Many dessert places are scattered throughout the city and we sampled many delicacies after our dinners.  Stroopwaffles, which are a waffle made from two thin layers of baked dough with a caramel-like syrup filling in the middle, are everywhere.  We tried those as well as regular waffles, crepes, cherry turnovers, churros and oliebollen, which are fried dough balls.  Each night we had such a hard time deciding which treat to choose.  Sometimes we shared or traded with each other, not without fights!

Dine with the Dutch

Having previously been to London during Christmas week where almost nothing was open on Christmas Day, I was nervous that we would face the same situation in Amsterdam. (We didn’t!)  I took action and did a google search “dine with a dutch family”.  Jackpot, I was taken to the site Dine With The Dutch.  After answering some questions about my family, our interests, etc, we were matched with our host, Jo.  We had Christmas dinner with Jo and her 4 friends, all who live in Amsterdam.  They were all eager to share information about the city, culture and people of Amsterdam.  We asked lots of questions….Why doesn’t anyone wear bike helmets?  Do the houseboats ever move?  How much is it to rent a spot on the canal for your houseboat?  Where do car owners park?  Is there an Amsterdam college?  How much in advance do we need to be at the train station for our train to Paris?  They asked us a lot of questions too about living in New York and our time in Amsterdam thus far.  In retrospect, I may recommend doing this meal at the beginning of your stay so that you could use the information you obtain.  For dinner, Jo made a wonderful turkey (Rob carved it) with lots of Thanksgiving type sides-sweet and mashed potatoes, stuffing, cranberry sauce, and yummy veggies, one which contained roasted chestnuts.  I am adding roasted chestnuts to the home menu (gulp).  By the end of the night, we felt like friends.  In fact, I plan to keep in touch with Jo via email and Facebook.  In fact, she may even write a blog for me.:-)

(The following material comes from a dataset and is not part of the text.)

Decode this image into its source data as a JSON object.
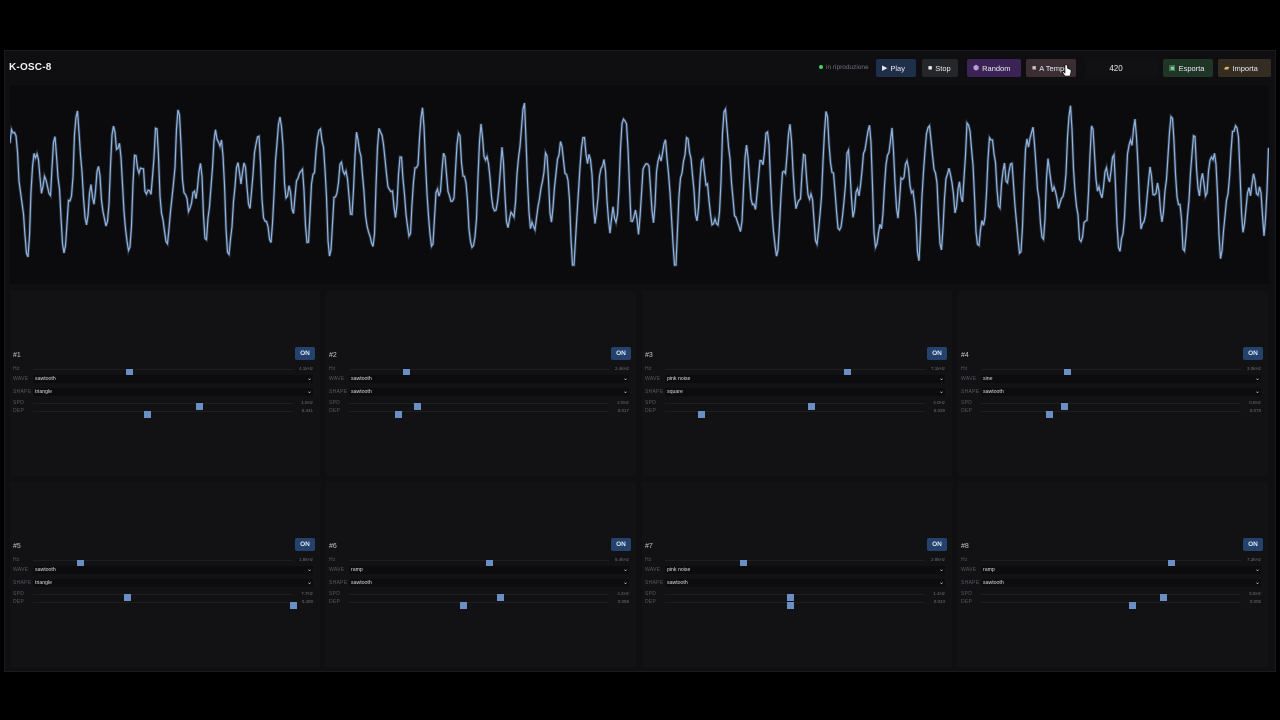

Our Hotel

We stayed at the Andaz Amsterdam, Prinsengracht. This new space is just four years old and you can tell.  The hotel is modern and sleek and the lobby constantly abuzz.  It has a popular restaurant, Bluespoon, which we did not try.  We had two adjacent rooms and both rooms were spacious and contemporary with the sink in the middle of the room instead of the bathroom! The concierge and staff were quite helpful.  One small negative-we finally ate at the breakfast buffet our last morning before our train to Paris and it was a bit overpriced. The best thing about the hotel was its location.  We were central to many areas.  We were right next to the 9 Streets, 10 minutes from the Jordaan district and the Anne Frank House and about 20 minutes to Dam Square, the Rijks Museum and the Red Light District.  How great is it that we were able to stay at this hotel for free on points!

Some Other Thoughts…..

Christmas-I was wrong when I assumed we would have nothing to do on Christmas Day.  Amsterdam, on Christmas, is a great place to be.  Unlike London, there was so much for us to do.  All of the museums were open and many restaurants too.  Even some of the stores were open.

Bikes-If the weather was warmer and if we had more time, I would have had us rent bikes one day and spend time like a local biking to our various destinations and locking our bikes along the canals when we got there.  Next time….

Taxis-As I touched upon above, we walked everywhere.  We barely even saw a taxi as we traversed the city.  The two times we were in a cab during our three days in Amsterdam was arriving from the airport and heading to the train station.  We love to walk and Amsterdam is a small and manageable city to do so-just be careful of the bikes!

The temperature-It was cold Christmas week and drizzled at times.  We made sure we had our winter jackets, hats and gloves and we were ok. The nights felt warmer than the days which was odd.

I am sad we missed..the van Gogh Museum and a day trip to the countryside to see the windmills and cheese markets and obviously the tulip fields (in the spring).

Off to Paris…..

We departed our hotel the morning of the 26th for the train station and took the easy, quick and convenient RailEurope train ride to Paris.  Daniel, just because we rode through Belgium doesn’t mean we have been there. We will save that for another trip. 🙂